## Your instructions
Lines of the data that contain the word "广西南宁旅游" are the ones to copy.

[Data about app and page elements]
========================

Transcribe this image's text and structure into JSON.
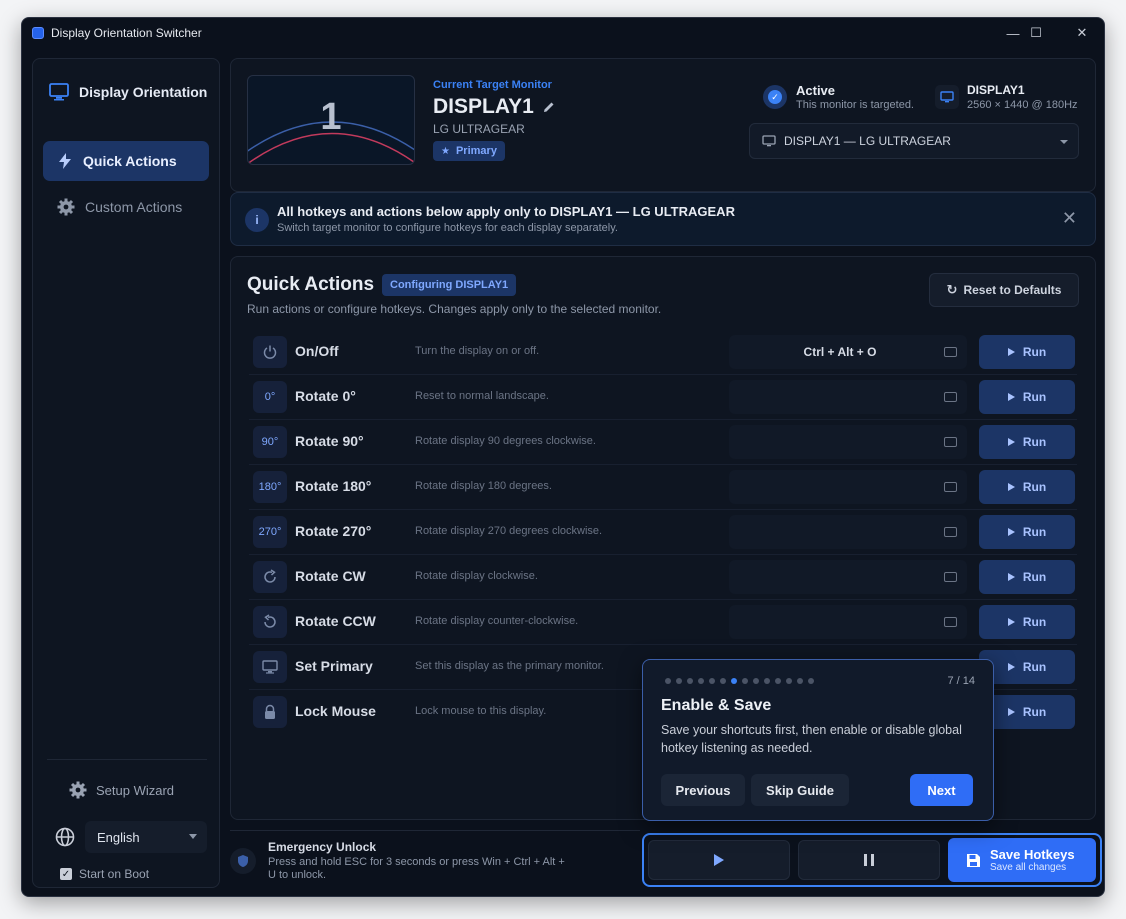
{
  "window": {
    "title": "Display Orientation Switcher",
    "controls": {
      "minimize": "—",
      "maximize": "☐",
      "close": "✕"
    }
  },
  "sidebar": {
    "brand": "Display Orientation",
    "items": [
      {
        "label": "Quick Actions",
        "icon": "lightning-icon",
        "active": true
      },
      {
        "label": "Custom Actions",
        "icon": "gear-icon",
        "active": false
      }
    ],
    "setup_wizard": "Setup Wizard",
    "language": "English",
    "start_on_boot": "Start on Boot"
  },
  "monitor": {
    "thumb_number": "1",
    "target_label": "Current Target Monitor",
    "name": "DISPLAY1",
    "model": "LG ULTRAGEAR",
    "primary_badge": "Primary",
    "status_title": "Active",
    "status_sub": "This monitor is targeted.",
    "display_id": "DISPLAY1",
    "resolution": "2560 × 1440 @ 180Hz",
    "selector": "DISPLAY1 — LG ULTRAGEAR"
  },
  "banner": {
    "title": "All hotkeys and actions below apply only to DISPLAY1 — LG ULTRAGEAR",
    "subtitle": "Switch target monitor to configure hotkeys for each display separately.",
    "close": "✕"
  },
  "quick_actions": {
    "title": "Quick Actions",
    "configuring": "Configuring DISPLAY1",
    "subtitle": "Run actions or configure hotkeys. Changes apply only to the selected monitor.",
    "reset": "Reset to Defaults",
    "run_label": "Run",
    "rows": [
      {
        "icon": "power-icon",
        "icon_text": "",
        "name": "On/Off",
        "desc": "Turn the display on or off.",
        "hotkey": "Ctrl + Alt + O"
      },
      {
        "icon": "rotate-0-icon",
        "icon_text": "0°",
        "name": "Rotate 0°",
        "desc": "Reset to normal landscape.",
        "hotkey": ""
      },
      {
        "icon": "rotate-90-icon",
        "icon_text": "90°",
        "name": "Rotate 90°",
        "desc": "Rotate display 90 degrees clockwise.",
        "hotkey": ""
      },
      {
        "icon": "rotate-180-icon",
        "icon_text": "180°",
        "name": "Rotate 180°",
        "desc": "Rotate display 180 degrees.",
        "hotkey": ""
      },
      {
        "icon": "rotate-270-icon",
        "icon_text": "270°",
        "name": "Rotate 270°",
        "desc": "Rotate display 270 degrees clockwise.",
        "hotkey": ""
      },
      {
        "icon": "rotate-cw-icon",
        "icon_text": "",
        "name": "Rotate CW",
        "desc": "Rotate display clockwise.",
        "hotkey": ""
      },
      {
        "icon": "rotate-ccw-icon",
        "icon_text": "",
        "name": "Rotate CCW",
        "desc": "Rotate display counter-clockwise.",
        "hotkey": ""
      },
      {
        "icon": "monitor-icon",
        "icon_text": "",
        "name": "Set Primary",
        "desc": "Set this display as the primary monitor.",
        "hotkey": ""
      },
      {
        "icon": "lock-icon",
        "icon_text": "",
        "name": "Lock Mouse",
        "desc": "Lock mouse to this display.",
        "hotkey": ""
      }
    ]
  },
  "emergency": {
    "title": "Emergency Unlock",
    "subtitle": "Press and hold ESC for 3 seconds or press Win + Ctrl + Alt + U to unlock."
  },
  "controls": {
    "save_title": "Save Hotkeys",
    "save_sub": "Save all changes"
  },
  "guide": {
    "step": "7 / 14",
    "current": 7,
    "total": 14,
    "title": "Enable & Save",
    "body": "Save your shortcuts first, then enable or disable global hotkey listening as needed.",
    "previous": "Previous",
    "skip": "Skip Guide",
    "next": "Next"
  },
  "colors": {
    "accent": "#3b82f6",
    "button_primary": "#2f6df6",
    "background": "#0b111c"
  }
}
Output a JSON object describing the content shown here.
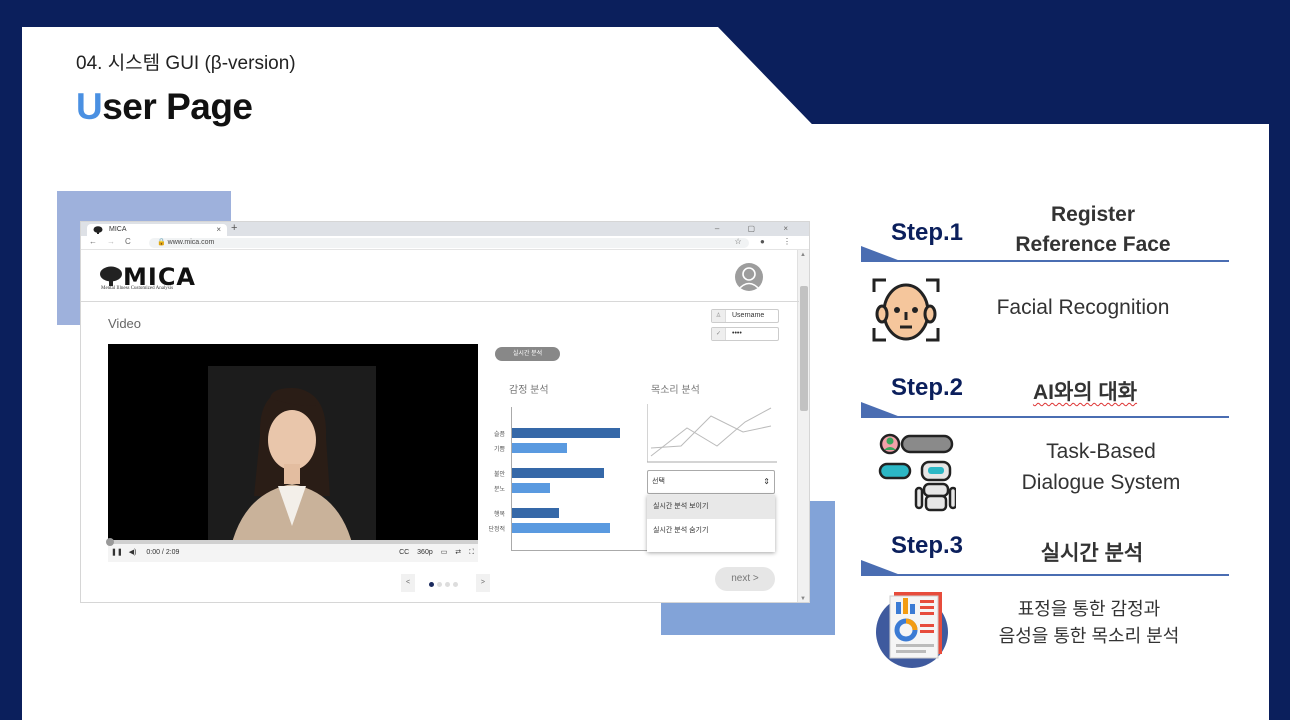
{
  "slide": {
    "section_label": "04. 시스템 GUI (β-version)",
    "title_accent": "U",
    "title_rest": "ser Page"
  },
  "browser": {
    "tab_title": "MICA",
    "tab_close": "×",
    "new_tab": "+",
    "window_controls": "– ▢ ×",
    "url": "www.mica.com",
    "nav": {
      "back": "←",
      "forward": "→",
      "reload": "C"
    },
    "addr_icons": "☆ ● ⋮"
  },
  "app": {
    "logo_text": "MICA",
    "logo_subtitle": "Mental Illness Customized Analysis",
    "video_label": "Video",
    "username_placeholder": "Username",
    "password_value": "••••",
    "video_time": "0:00 / 2:09",
    "video_quality": "360p",
    "realtime_badge": "실시간 분석",
    "emotion_title": "감정 분석",
    "voice_title": "목소리 분석",
    "select_value": "선택",
    "dropdown_options": [
      "실시간 분석 보이기",
      "실시간 분석 숨기기"
    ],
    "next_label": "next >",
    "pager_prev": "<",
    "pager_next": ">",
    "page_count": 4,
    "current_page": 1
  },
  "chart_data": {
    "type": "bar",
    "title": "감정 분석",
    "orientation": "horizontal",
    "categories": [
      "슬픔",
      "기쁨",
      "불안",
      "분노",
      "행복",
      "단정적"
    ],
    "values": [
      0.9,
      0.46,
      0.77,
      0.32,
      0.39,
      0.82
    ],
    "colors": [
      "#3568a8",
      "#5a9ae0",
      "#3568a8",
      "#5a9ae0",
      "#3568a8",
      "#5a9ae0"
    ],
    "xlabel": "",
    "ylabel": ""
  },
  "steps": [
    {
      "num": "Step.1",
      "title": "Register Reference Face",
      "desc": "Facial Recognition",
      "icon": "face-scan-icon"
    },
    {
      "num": "Step.2",
      "title": "AI와의 대화",
      "desc_lines": [
        "Task-Based",
        "Dialogue System"
      ],
      "icon": "robot-chat-icon"
    },
    {
      "num": "Step.3",
      "title": "실시간 분석",
      "desc_lines": [
        "표정을 통한 감정과",
        "음성을 통한 목소리 분석"
      ],
      "icon": "report-icon"
    }
  ],
  "colors": {
    "background": "#0b1f5c",
    "accent": "#4a90e2",
    "step_line": "#4a6db2"
  }
}
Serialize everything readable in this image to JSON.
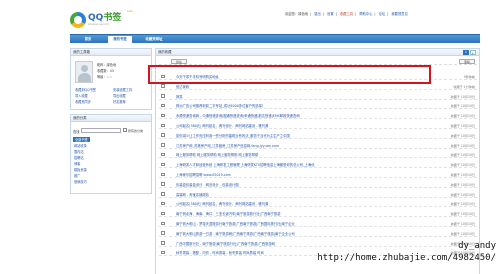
{
  "logo": {
    "main_a": "QQ",
    "main_b": "书签",
    "sub": "shuqian.qq.com",
    "beta": "beta"
  },
  "toplinks": [
    "欢迎您：绿色地",
    "|",
    "退出",
    "|",
    "设置",
    "|",
    "收藏工具",
    "|",
    "帮助中心",
    "|",
    "论坛",
    "|",
    "我要提意见"
  ],
  "nav": {
    "tabs": [
      "首页",
      "我的书签",
      "收藏夹网址"
    ]
  },
  "tools": {
    "header": "我的工具箱",
    "user_lines": [
      "昵称：绿色地",
      "收藏数：43",
      "等级：☆☆"
    ],
    "links": [
      "收藏到QQ书签",
      "安装收藏工具",
      "导入收藏",
      "导出收藏",
      "收藏夹同步",
      "好友推荐"
    ]
  },
  "cats": {
    "header": "我的分类",
    "search_label": "查找",
    "search_option": "所有的分类",
    "add_label": "添加",
    "items": [
      "全部书签",
      "网站收录",
      "国内站",
      "招聘站",
      "博客",
      "模板资源",
      "推广",
      "营销技巧"
    ]
  },
  "main": {
    "header": "我的收藏",
    "pages": [
      "1",
      "▸"
    ],
    "toolbar": [
      "移动",
      "删除"
    ],
    "rows": [
      {
        "title": "今天千零千手机号码购买地址",
        "meta": "9秒钟前"
      },
      {
        "title": "信达家政",
        "meta": "收藏于 1分钟前"
      },
      {
        "title": "搞笑",
        "meta": "收藏于 10月10日"
      },
      {
        "title": "株洲广告公司推荐到前二字号站_成功5000多位客户的选择！",
        "meta": "收藏于 10月10日"
      },
      {
        "title": "永顺快递查询网 - 中通快递查询|圆通快递查询|申通快递|韵达快递|EMS邮政快递查询",
        "meta": "收藏于 10月10日"
      },
      {
        "title": "公司起名(380元) 两刊起名、两刊设计、两刊网站建设 - 雅刊源",
        "meta": "收藏于 10月10日"
      },
      {
        "title": "如何减少让工作负压利用一些分析的建筑业有效法_服务于当代为主生产之中国",
        "meta": "收藏于 10月10日"
      },
      {
        "title": "江苏房产网_苏港房产网_江苏租房_江苏房产信息网-fang.jyyuan.com",
        "meta": "收藏于 10月10日"
      },
      {
        "title": "网上服务帮助 网上服务帮助 网上服务帮助 网上服务帮助",
        "meta": "收藏于 10月10日"
      },
      {
        "title": "上海研发人才和经营系统 上海研发工程管理 上海研发KTV招聘信息上海都是你的总公司_上海优",
        "meta": "收藏于 10月10日"
      },
      {
        "title": "上海家乐招聘招聘 www.05019.com",
        "meta": "收藏于 10月10日"
      },
      {
        "title": "包装盒包装盒设计 - 网页设计 - 包装设计图",
        "meta": "收藏于 10月10日"
      },
      {
        "title": "高端网 - 淘宝店铺靓站",
        "meta": "收藏于 10月10日"
      },
      {
        "title": "公司起名(380元) 两刊起名、两刊设计、两刊网站建设 - 雅刊源",
        "meta": "收藏于 10月10日"
      },
      {
        "title": "南宁到北海、海南、海口、三亚长途汽车|南宁旅游旅行社|广西南宁旅游",
        "meta": "收藏于 10月10日"
      },
      {
        "title": "南宁到大明山 - 梦游天涯旅游行南宁旅游|广西南宁旅游|广西国际旅行社|南宁企业",
        "meta": "收藏于 10月10日"
      },
      {
        "title": "南宁到大明山旅游一日游 - 南宁旅游网|广西南宁旅游|广西南宁旅游|南宁企业公司",
        "meta": "收藏于 10月10日"
      },
      {
        "title": "广西中国旅行社 - 南宁旅游|南宁旅游行社|广西南宁旅游|广西旅游网",
        "meta": "收藏于 10月10日"
      },
      {
        "title": "秋冬男装 - 搭配 - 内衣 - 时尚男装 - 秋冬男装 时尚男装 时尚",
        "meta": "收藏于 10月10日"
      }
    ]
  },
  "watermark": {
    "line1": "dy_andy",
    "line2": "http://home.zhubajie.com/4982450/"
  },
  "colors": {
    "brand_blue": "#2f73bb",
    "highlight_red": "#d1141f"
  }
}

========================

## Result for this exercise
        "title": "南宁到北海、海南、海口、三亚长途汽车|南宁旅游旅行社|广西南宁旅游",
        "title": "南宁到大明山 - 梦游天涯旅游行南宁旅游|广西南宁旅游|广西国际旅行社|南宁企业",
        "title": "南宁到大明山旅游一日游 - 南宁旅游网|广西南宁旅游|广西南宁旅游|南宁企业公司",
        "title": "广西中国旅行社 - 南宁旅游|南宁旅游行社|广西南宁旅游|广西旅游网",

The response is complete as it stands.